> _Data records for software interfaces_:
_ _ _
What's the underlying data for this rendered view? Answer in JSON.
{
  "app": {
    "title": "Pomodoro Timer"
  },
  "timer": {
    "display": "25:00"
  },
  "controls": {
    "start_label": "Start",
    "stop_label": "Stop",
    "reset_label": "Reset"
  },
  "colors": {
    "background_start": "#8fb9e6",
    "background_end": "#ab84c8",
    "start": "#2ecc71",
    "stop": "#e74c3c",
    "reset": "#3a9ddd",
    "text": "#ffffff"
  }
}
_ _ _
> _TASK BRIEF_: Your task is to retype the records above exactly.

> _SOLUTION TO THIS PROBLEM_:
What's the underlying data for this rendered view? Answer in JSON.
{
  "app": {
    "title": "Pomodoro Timer"
  },
  "timer": {
    "display": "25:00"
  },
  "controls": {
    "start_label": "Start",
    "stop_label": "Stop",
    "reset_label": "Reset"
  },
  "colors": {
    "background_start": "#8fb9e6",
    "background_end": "#ab84c8",
    "start": "#2ecc71",
    "stop": "#e74c3c",
    "reset": "#3a9ddd",
    "text": "#ffffff"
  }
}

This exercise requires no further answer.